Please return the listing exactly as it stands, skipping any pictures.

(EXERCISE DATA)

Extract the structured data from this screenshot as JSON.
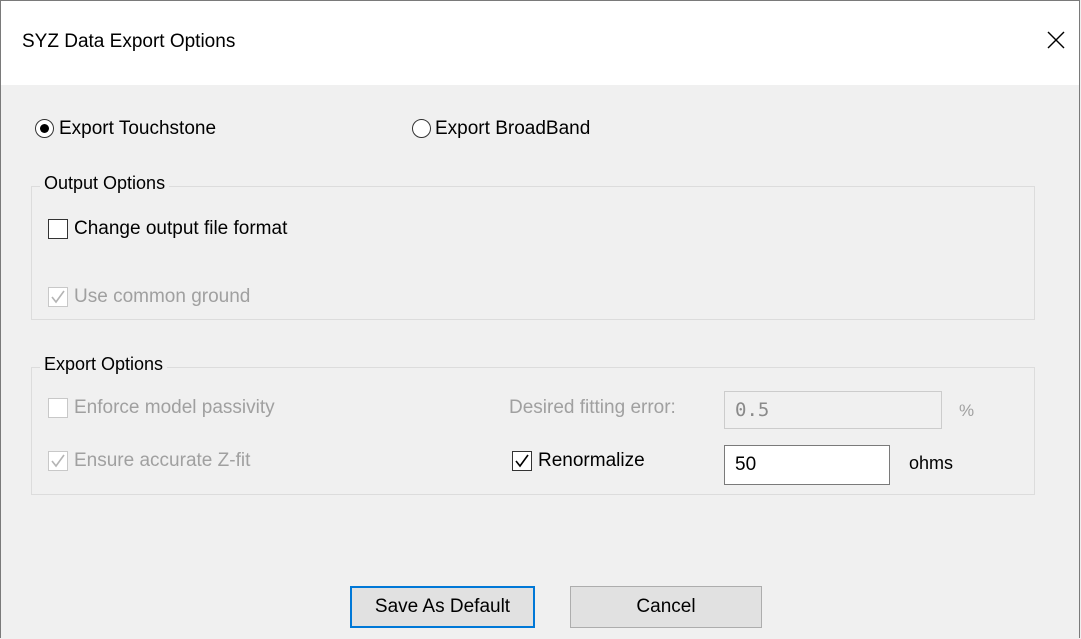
{
  "window": {
    "title": "SYZ Data Export Options",
    "close_icon": "close-icon"
  },
  "export_type": {
    "touchstone_label": "Export Touchstone",
    "touchstone_selected": true,
    "broadband_label": "Export BroadBand",
    "broadband_selected": false
  },
  "output_options": {
    "group_label": "Output Options",
    "change_format_label": "Change output file format",
    "change_format_checked": false,
    "common_ground_label": "Use common ground",
    "common_ground_checked": true,
    "common_ground_enabled": false
  },
  "export_options": {
    "group_label": "Export Options",
    "enforce_passivity_label": "Enforce model passivity",
    "enforce_passivity_checked": false,
    "enforce_passivity_enabled": false,
    "fitting_error_label": "Desired fitting error:",
    "fitting_error_value": "0.5",
    "fitting_error_unit": "%",
    "fitting_error_enabled": false,
    "accurate_zfit_label": "Ensure accurate Z-fit",
    "accurate_zfit_checked": true,
    "accurate_zfit_enabled": false,
    "renormalize_label": "Renormalize",
    "renormalize_checked": true,
    "renormalize_value": "50",
    "renormalize_unit": "ohms"
  },
  "buttons": {
    "save_default_label": "Save As Default",
    "cancel_label": "Cancel"
  },
  "colors": {
    "accent": "#0078d7",
    "disabled_text": "#a0a0a0"
  }
}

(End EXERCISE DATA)

● TASK ANSWER:
Extract the structured data from this screenshot as JSON.
{
  "window": {
    "title": "SYZ Data Export Options",
    "close_icon": "close-icon"
  },
  "export_type": {
    "touchstone_label": "Export Touchstone",
    "touchstone_selected": true,
    "broadband_label": "Export BroadBand",
    "broadband_selected": false
  },
  "output_options": {
    "group_label": "Output Options",
    "change_format_label": "Change output file format",
    "change_format_checked": false,
    "common_ground_label": "Use common ground",
    "common_ground_checked": true,
    "common_ground_enabled": false
  },
  "export_options": {
    "group_label": "Export Options",
    "enforce_passivity_label": "Enforce model passivity",
    "enforce_passivity_checked": false,
    "enforce_passivity_enabled": false,
    "fitting_error_label": "Desired fitting error:",
    "fitting_error_value": "0.5",
    "fitting_error_unit": "%",
    "fitting_error_enabled": false,
    "accurate_zfit_label": "Ensure accurate Z-fit",
    "accurate_zfit_checked": true,
    "accurate_zfit_enabled": false,
    "renormalize_label": "Renormalize",
    "renormalize_checked": true,
    "renormalize_value": "50",
    "renormalize_unit": "ohms"
  },
  "buttons": {
    "save_default_label": "Save As Default",
    "cancel_label": "Cancel"
  },
  "colors": {
    "accent": "#0078d7",
    "disabled_text": "#a0a0a0"
  }
}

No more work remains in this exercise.